An investigation of NMDA receptor subunit pharmacology
N-Methyl-D-aspartate (NMDA) receptors are critically involved in synaptic transmission, neural development and various forms of neuronal plasticity including long-term potentiation (LTP) and long-term depression (LTD). They are also involved in the production of neuronal damage following excessive activation by glutamate released as a result of hypoxia or ischaemia. Each heteromeric receptor includes one or two NRl subunits, at least two of the four NR2A-D subunits and less usually the NR3AJB subunits. This study demonstrates that the putative NR2B subunit-containing NMDA receptor antagonist Ro 25-6981 potentiates the effects ofNMDA on rat hippocampal slices. The NR2A subunit antagonist PEAQX blocks the effects of NMDA alone and the potentiated response following Ro 25-6981 application. Furthermore, Ro 25-6981 was not neuroprotective as reported previously but unexpectedly precipitated excitotoxicity. The potentiating effect of Ro 25-6981 required around 20 minutes to become apparent, took a further 30 minutes to reach its maximum effect and was irreversible. It was not prevented by staurosporine (a broad-spectrum protein kinase inhibitor), okadaic acid (a potent inhibitor of the serine/threonine protein phosphatases types 1 and 2A) or anisomycin (a protein synthesis inhibitor). However, the potentiation was prevented by cyclosporin A (an inhibitor of Ca2+/calmodulin-dependent phosphatase 2B [calcineurin]). The results indicate that in an intact neuronal network, NR2B subunits tonically gate NR2A subunit-containing receptor function by a negative coupling mechanism involving ca1cineurin activation. NMDA receptor-dependent LTP induced by high frequency stimulation was prevented by PEAQX, an NR2A antagonist. Ro 25-6981 was unable to prevent L TP induction but was associated with a marginal reduction in the magnitude of LTP induced. There is evidence for the binding of homoquinolinic acid to an NMDAinsensitive novel binding site in the brain. This study investigated the pharmacology of homoquinolinate on the evoked field excitatory synaptic potential (fEPSP) recorded from the CAl area of rat hippocampal slices. Two NMDA receptor agonists, quinolinic acid 150/lM and homoquinolinic acid 2.5/lM, caused an approximately 50% inhibition of fEPSP slope. Paired-pulse studies suggested there might be a presynaptic component to this action that is independent of presynaptic adenosine Al receptor activation. The broad-spectrum EAA antagonist kynurenic acid and the NMDA receptor blockers 2-amino-5-phosphonopentanoic acid and dizocilpine could prevent the inhibition of fEPSP slope. None of these antagonists revealed any other NMDA-insensitive activity of homoquinolinic acid.

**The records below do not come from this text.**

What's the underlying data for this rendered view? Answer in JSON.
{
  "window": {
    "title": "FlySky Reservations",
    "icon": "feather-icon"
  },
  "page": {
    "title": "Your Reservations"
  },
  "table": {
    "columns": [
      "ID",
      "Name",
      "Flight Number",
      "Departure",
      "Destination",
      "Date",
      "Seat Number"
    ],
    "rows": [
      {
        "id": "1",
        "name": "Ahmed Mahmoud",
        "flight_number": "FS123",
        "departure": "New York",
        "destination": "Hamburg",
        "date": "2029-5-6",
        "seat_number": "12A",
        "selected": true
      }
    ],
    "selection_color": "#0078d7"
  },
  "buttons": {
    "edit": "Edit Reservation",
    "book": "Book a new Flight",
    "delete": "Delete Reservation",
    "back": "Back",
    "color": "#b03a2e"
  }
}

The use of 2-carboxy-3-carboxymethylquinoline (CCMQ) to displace the reported NMDA-insensitive binding had no effect on either baseline fEPSP slope or the depression caused by homoquinolinic acid. It was also apparent that responses to homoquinolinic acid were blocked completely by the NR2A subunit-selective antagonist PEAQX, but not by the NR2B subunit-selective blocker Ro 25-6981. It was concluded that the novel binding site for homoquinolinic acid does not affect synaptic potentials in the hippocampus and that homoquinolinic acid appears to be a selective agonist at NMDA receptors that include the NR2A subunit. Although the NR2B agonist site may be maximally activated under normal conditions and therefore it is not possible to observe any additional effects upon fEPSP slope. This study next investigated the negative coupling between NR2B and NR2A subunit-containing receptors, combining the NR2A1B subunit selective agonist HQA with the NR2B and NR2A selective antagonists Ro 25-6981 and PEAQX. The negative coupling observed previously with applications of NMDA was also seen using HQA and QA. The potentiation of responses to HQA by Ro 25-6981 application was also associated with an enhancement of paired-pulse interactions. The subsequent application of PEAQX was able to block both the depression of fEPSP slope and the associated enhancement of paired-pulse interactions. The presence of a presynaptic element during applications of HQA alone and potentiated responses alike and the blockade of these effects by PEAQX suggests the NR2A subunit-containing NMDA receptor is responsible for the presynaptic effects acting either directly at presynaptic sites or indirectly at postsynaptic sites leading to the raising of a retrograde signal. The NR2B subunit in both its activated and antagonised state was associated with enhancements in paired-pulse interactions which suggest that it is not able to modulate directly the presynaptic element. However, whilst paired-pulse interactions are generally accepted to he presynaptic phenomena, it does not follow that postsynaptic effects cannot influence the appearance of changes in these interactions in field recordings. The absence of any observable difference between HQA, QA and NMDA results suggests that the NR2D subunit is not obviously involved in these processes.